While reading about the Scoring System of AdventureGamers, I stopped for a while to think if Syberia 3 is “a solid adventure that lacks enough polish or ambition to recommend without caution” - or if it is instead just a good game where “some aspects might have been executed better”.
I played the game on console, without all the technical problems that PC users had at launch. Still, lack of polish is quite evident in the game, starting from its ridiculous frame rate considered the dated graphics.
Anyway, the game is definitely one that does not lack ambition. It is, quite like all the other adventures designed by Benoit Sokal, a game with a solid narrative background and a great charisma.
The first two episodes of Syberia have always been considered “flawed cult games”, somehow. Syberia 3 is no different: it has all that’s needed to be considered a cult game designed by an excellent author, but it comes with aspects that should have been executed better.
Despite the fact that Sokal does not succeed in making the big step and create a real masterpiece, I still believe Syberia 3 stays true to the series and the genre. It portrays the same decadent poetics of the first adventures, painting characters and environments that sure succeed in keeping a high level of attention and curiosity in the player, maybe touching some emotional strings that too often stay untouched by games today.
It does so by creating totally new executions though, so it also succeeds in being a spiritual successor and not just a more-of-the-same. Syberia 3 is also quite a long game, longer than two previous episodes, and full of content.
I admired how this is truly a 3D classic adventure game: the authors did not try to skip the puzzles, lower the difficulty level or fill the game with hateful mini games or action sequences. The result is something between past and present, that sure will disappoint the fans of hybridation and modern games, but if you love the classic point and click pace, this is something you’ll want to sink your teeth into.
I gave it four stars because I found it to be a solid game, the kind of adventure game we need to hit the market from time to time. Sure, it has some narrative ups and downs and its graphics aren’t at the same level of Uncharted 4 - anyway, how many adventure games in the last 15 years succeeded in portraying a sound story with great 3D graphics? I mean, without adding so much action into the game that they became part of a totally different genre.
All in all, I admit I need a lot of context to give Syberia 3 four stars. But games are not something you can play without a context. And Syberia 3 trapped me in a world that is definetely above average from just about each artistic and narrative aspect. I was captured in the same feelings the first Syberia gave to me some 15 years ago, thanks to the ability of the author to research about Eastern Europe and create believable characters and environments to be placed in a decadent, poetical, steampunk-driven, unique and charismatic low fantasy world.
A disappointing - indeed, terrible - ending, some underdeveloped characters, technical glitches and lack of consistent narrative (some bold themes that deserved a far better payoff) prevent Syberia 3 from being superb.

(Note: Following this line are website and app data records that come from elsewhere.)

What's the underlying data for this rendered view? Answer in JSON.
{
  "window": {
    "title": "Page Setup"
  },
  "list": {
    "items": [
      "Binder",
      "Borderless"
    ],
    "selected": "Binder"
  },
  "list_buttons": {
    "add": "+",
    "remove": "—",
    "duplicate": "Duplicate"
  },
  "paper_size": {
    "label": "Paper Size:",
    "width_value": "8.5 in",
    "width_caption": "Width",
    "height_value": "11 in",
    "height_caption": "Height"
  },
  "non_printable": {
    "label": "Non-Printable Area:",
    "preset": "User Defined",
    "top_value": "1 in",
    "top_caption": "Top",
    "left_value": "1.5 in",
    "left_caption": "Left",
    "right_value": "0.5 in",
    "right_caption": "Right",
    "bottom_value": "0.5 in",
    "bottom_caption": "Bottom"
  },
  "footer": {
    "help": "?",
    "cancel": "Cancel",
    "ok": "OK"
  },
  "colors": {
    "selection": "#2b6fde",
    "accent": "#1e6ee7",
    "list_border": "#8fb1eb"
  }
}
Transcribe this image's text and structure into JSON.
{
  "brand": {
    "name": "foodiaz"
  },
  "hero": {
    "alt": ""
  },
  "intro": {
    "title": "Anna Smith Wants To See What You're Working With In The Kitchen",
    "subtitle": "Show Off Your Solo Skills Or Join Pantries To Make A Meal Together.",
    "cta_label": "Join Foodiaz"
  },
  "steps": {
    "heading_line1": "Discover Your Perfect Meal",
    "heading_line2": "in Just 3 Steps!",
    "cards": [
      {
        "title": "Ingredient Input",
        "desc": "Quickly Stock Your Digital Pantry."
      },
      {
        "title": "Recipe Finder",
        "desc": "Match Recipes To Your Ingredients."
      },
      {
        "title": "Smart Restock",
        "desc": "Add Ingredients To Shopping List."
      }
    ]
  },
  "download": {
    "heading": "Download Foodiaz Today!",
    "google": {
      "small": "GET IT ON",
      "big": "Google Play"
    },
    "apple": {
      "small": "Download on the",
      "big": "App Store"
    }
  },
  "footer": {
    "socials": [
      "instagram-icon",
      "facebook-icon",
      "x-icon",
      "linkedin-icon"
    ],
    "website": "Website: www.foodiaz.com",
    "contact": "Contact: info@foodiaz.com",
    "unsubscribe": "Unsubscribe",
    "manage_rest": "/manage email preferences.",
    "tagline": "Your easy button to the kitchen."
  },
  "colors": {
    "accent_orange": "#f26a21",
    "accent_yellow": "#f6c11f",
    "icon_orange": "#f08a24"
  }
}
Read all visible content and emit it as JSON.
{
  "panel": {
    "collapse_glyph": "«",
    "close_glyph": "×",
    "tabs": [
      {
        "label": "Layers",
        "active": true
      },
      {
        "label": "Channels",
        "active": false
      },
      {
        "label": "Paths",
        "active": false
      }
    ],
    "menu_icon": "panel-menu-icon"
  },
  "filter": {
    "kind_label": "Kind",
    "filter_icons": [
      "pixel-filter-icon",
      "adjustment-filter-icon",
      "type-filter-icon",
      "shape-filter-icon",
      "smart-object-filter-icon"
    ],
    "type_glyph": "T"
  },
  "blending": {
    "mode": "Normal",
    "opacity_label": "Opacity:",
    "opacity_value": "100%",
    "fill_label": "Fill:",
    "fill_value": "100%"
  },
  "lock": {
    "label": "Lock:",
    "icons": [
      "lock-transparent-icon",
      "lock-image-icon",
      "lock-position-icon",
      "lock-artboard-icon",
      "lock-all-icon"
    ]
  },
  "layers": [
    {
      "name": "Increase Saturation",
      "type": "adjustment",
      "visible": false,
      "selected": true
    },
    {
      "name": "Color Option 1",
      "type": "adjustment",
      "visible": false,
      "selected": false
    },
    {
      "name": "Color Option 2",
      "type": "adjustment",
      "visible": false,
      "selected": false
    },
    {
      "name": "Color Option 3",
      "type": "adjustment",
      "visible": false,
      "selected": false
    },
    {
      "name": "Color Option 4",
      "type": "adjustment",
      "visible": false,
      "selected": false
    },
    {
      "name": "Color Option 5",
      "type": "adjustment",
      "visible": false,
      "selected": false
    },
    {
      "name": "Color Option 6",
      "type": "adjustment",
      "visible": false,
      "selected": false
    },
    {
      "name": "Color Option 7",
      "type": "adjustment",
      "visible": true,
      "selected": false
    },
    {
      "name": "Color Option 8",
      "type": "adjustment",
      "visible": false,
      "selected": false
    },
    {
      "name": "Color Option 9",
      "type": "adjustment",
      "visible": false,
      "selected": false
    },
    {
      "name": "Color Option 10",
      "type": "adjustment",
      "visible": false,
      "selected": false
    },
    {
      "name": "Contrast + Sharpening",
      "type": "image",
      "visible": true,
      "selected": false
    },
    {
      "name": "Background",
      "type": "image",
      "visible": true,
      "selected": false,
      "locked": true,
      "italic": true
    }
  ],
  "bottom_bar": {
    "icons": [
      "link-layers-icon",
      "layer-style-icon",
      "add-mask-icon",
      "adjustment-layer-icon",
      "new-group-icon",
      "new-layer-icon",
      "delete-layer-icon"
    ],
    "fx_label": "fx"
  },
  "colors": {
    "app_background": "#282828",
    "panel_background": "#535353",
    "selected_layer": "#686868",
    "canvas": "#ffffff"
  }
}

Anyway, it’s still one of the best adventure games I played since the release of Syberia 2, and I played a lot.
Time Played: 10-20 hours
Difficulty: Just Right